◆ **ASSIGNED TASK**
All the data beneath this line is to be reproduced exactly.

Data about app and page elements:

━━━━━━━━

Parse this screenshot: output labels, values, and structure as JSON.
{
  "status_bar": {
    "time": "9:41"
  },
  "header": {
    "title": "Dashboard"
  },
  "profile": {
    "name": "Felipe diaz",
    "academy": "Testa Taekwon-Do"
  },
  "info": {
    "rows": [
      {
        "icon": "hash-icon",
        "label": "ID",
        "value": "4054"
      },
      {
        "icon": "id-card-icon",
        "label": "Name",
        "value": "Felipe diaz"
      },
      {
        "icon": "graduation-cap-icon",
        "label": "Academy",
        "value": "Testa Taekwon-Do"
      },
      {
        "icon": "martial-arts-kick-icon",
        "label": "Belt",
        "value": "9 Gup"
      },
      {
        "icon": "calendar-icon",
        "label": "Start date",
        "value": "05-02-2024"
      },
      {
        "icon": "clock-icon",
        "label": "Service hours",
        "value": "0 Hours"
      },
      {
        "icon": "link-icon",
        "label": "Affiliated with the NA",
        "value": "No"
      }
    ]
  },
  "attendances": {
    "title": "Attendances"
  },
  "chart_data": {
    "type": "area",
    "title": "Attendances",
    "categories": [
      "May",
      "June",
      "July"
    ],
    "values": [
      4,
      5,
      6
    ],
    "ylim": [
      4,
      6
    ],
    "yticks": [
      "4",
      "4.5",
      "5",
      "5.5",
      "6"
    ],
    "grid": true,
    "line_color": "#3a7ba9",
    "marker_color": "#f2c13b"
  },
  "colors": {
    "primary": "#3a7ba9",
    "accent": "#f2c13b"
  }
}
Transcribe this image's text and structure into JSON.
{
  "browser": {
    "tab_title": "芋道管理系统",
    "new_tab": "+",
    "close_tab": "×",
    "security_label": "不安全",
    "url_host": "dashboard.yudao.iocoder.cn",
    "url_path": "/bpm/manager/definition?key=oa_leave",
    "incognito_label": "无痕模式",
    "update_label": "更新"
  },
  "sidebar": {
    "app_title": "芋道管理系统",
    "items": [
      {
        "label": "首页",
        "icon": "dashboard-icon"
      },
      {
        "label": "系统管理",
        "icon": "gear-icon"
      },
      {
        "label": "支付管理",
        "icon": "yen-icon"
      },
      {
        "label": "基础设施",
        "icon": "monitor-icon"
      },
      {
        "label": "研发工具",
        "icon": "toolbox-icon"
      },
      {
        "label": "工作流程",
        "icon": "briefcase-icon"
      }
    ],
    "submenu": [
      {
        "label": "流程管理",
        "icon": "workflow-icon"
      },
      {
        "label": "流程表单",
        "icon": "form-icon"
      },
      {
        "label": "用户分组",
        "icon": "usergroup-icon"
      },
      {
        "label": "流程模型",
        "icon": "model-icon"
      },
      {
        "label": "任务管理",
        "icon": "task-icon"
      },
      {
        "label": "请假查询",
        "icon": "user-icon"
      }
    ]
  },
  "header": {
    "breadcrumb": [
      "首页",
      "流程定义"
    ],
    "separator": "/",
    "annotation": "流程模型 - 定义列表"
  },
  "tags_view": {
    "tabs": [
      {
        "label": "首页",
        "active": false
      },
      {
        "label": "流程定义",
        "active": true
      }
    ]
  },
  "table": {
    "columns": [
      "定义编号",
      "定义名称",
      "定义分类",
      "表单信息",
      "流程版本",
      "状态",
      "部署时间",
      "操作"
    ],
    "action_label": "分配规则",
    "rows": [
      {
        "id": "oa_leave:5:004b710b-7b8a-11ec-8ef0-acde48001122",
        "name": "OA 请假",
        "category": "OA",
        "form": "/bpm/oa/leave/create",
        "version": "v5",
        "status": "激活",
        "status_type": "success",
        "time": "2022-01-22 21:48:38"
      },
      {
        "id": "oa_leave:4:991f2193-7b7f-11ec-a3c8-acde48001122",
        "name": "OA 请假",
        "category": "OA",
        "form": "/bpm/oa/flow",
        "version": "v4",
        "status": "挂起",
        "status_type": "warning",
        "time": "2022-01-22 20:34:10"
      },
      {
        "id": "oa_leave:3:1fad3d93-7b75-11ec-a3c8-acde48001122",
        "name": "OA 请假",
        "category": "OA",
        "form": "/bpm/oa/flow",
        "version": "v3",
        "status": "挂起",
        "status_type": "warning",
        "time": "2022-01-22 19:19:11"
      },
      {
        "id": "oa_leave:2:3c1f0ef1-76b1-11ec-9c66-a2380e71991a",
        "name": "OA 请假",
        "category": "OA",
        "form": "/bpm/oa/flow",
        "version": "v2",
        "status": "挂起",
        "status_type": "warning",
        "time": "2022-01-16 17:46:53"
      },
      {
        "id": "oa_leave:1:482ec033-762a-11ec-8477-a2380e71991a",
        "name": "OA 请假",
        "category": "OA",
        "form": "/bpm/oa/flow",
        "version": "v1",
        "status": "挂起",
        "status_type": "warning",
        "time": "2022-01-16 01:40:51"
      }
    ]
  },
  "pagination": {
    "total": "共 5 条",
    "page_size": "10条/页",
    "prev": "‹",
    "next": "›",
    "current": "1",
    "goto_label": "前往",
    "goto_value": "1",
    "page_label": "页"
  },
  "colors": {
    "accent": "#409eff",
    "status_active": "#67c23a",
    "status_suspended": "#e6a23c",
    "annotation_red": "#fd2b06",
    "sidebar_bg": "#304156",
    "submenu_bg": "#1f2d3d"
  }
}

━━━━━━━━

◆ **SOLUTION TO THIS PROBLEM**
Parse this screenshot: output labels, values, and structure as JSON.
{
  "status_bar": {
    "time": "9:41"
  },
  "header": {
    "title": "Dashboard"
  },
  "profile": {
    "name": "Felipe diaz",
    "academy": "Testa Taekwon-Do"
  },
  "info": {
    "rows": [
      {
        "icon": "hash-icon",
        "label": "ID",
        "value": "4054"
      },
      {
        "icon": "id-card-icon",
        "label": "Name",
        "value": "Felipe diaz"
      },
      {
        "icon": "graduation-cap-icon",
        "label": "Academy",
        "value": "Testa Taekwon-Do"
      },
      {
        "icon": "martial-arts-kick-icon",
        "label": "Belt",
        "value": "9 Gup"
      },
      {
        "icon": "calendar-icon",
        "label": "Start date",
        "value": "05-02-2024"
      },
      {
        "icon": "clock-icon",
        "label": "Service hours",
        "value": "0 Hours"
      },
      {
        "icon": "link-icon",
        "label": "Affiliated with the NA",
        "value": "No"
      }
    ]
  },
  "attendances": {
    "title": "Attendances"
  },
  "chart_data": {
    "type": "area",
    "title": "Attendances",
    "categories": [
      "May",
      "June",
      "July"
    ],
    "values": [
      4,
      5,
      6
    ],
    "ylim": [
      4,
      6
    ],
    "yticks": [
      "4",
      "4.5",
      "5",
      "5.5",
      "6"
    ],
    "grid": true,
    "line_color": "#3a7ba9",
    "marker_color": "#f2c13b"
  },
  "colors": {
    "primary": "#3a7ba9",
    "accent": "#f2c13b"
  }
}
Transcribe this image's text and structure into JSON.
{
  "browser": {
    "tab_title": "芋道管理系统",
    "new_tab": "+",
    "close_tab": "×",
    "security_label": "不安全",
    "url_host": "dashboard.yudao.iocoder.cn",
    "url_path": "/bpm/manager/definition?key=oa_leave",
    "incognito_label": "无痕模式",
    "update_label": "更新"
  },
  "sidebar": {
    "app_title": "芋道管理系统",
    "items": [
      {
        "label": "首页",
        "icon": "dashboard-icon"
      },
      {
        "label": "系统管理",
        "icon": "gear-icon"
      },
      {
        "label": "支付管理",
        "icon": "yen-icon"
      },
      {
        "label": "基础设施",
        "icon": "monitor-icon"
      },
      {
        "label": "研发工具",
        "icon": "toolbox-icon"
      },
      {
        "label": "工作流程",
        "icon": "briefcase-icon"
      }
    ],
    "submenu": [
      {
        "label": "流程管理",
        "icon": "workflow-icon"
      },
      {
        "label": "流程表单",
        "icon": "form-icon"
      },
      {
        "label": "用户分组",
        "icon": "usergroup-icon"
      },
      {
        "label": "流程模型",
        "icon": "model-icon"
      },
      {
        "label": "任务管理",
        "icon": "task-icon"
      },
      {
        "label": "请假查询",
        "icon": "user-icon"
      }
    ]
  },
  "header": {
    "breadcrumb": [
      "首页",
      "流程定义"
    ],
    "separator": "/",
    "annotation": "流程模型 - 定义列表"
  },
  "tags_view": {
    "tabs": [
      {
        "label": "首页",
        "active": false
      },
      {
        "label": "流程定义",
        "active": true
      }
    ]
  },
  "table": {
    "columns": [
      "定义编号",
      "定义名称",
      "定义分类",
      "表单信息",
      "流程版本",
      "状态",
      "部署时间",
      "操作"
    ],
    "action_label": "分配规则",
    "rows": [
      {
        "id": "oa_leave:5:004b710b-7b8a-11ec-8ef0-acde48001122",
        "name": "OA 请假",
        "category": "OA",
        "form": "/bpm/oa/leave/create",
        "version": "v5",
        "status": "激活",
        "status_type": "success",
        "time": "2022-01-22 21:48:38"
      },
      {
        "id": "oa_leave:4:991f2193-7b7f-11ec-a3c8-acde48001122",
        "name": "OA 请假",
        "category": "OA",
        "form": "/bpm/oa/flow",
        "version": "v4",
        "status": "挂起",
        "status_type": "warning",
        "time": "2022-01-22 20:34:10"
      },
      {
        "id": "oa_leave:3:1fad3d93-7b75-11ec-a3c8-acde48001122",
        "name": "OA 请假",
        "category": "OA",
        "form": "/bpm/oa/flow",
        "version": "v3",
        "status": "挂起",
        "status_type": "warning",
        "time": "2022-01-22 19:19:11"
      },
      {
        "id": "oa_leave:2:3c1f0ef1-76b1-11ec-9c66-a2380e71991a",
        "name": "OA 请假",
        "category": "OA",
        "form": "/bpm/oa/flow",
        "version": "v2",
        "status": "挂起",
        "status_type": "warning",
        "time": "2022-01-16 17:46:53"
      },
      {
        "id": "oa_leave:1:482ec033-762a-11ec-8477-a2380e71991a",
        "name": "OA 请假",
        "category": "OA",
        "form": "/bpm/oa/flow",
        "version": "v1",
        "status": "挂起",
        "status_type": "warning",
        "time": "2022-01-16 01:40:51"
      }
    ]
  },
  "pagination": {
    "total": "共 5 条",
    "page_size": "10条/页",
    "prev": "‹",
    "next": "›",
    "current": "1",
    "goto_label": "前往",
    "goto_value": "1",
    "page_label": "页"
  },
  "colors": {
    "accent": "#409eff",
    "status_active": "#67c23a",
    "status_suspended": "#e6a23c",
    "annotation_red": "#fd2b06",
    "sidebar_bg": "#304156",
    "submenu_bg": "#1f2d3d"
  }
}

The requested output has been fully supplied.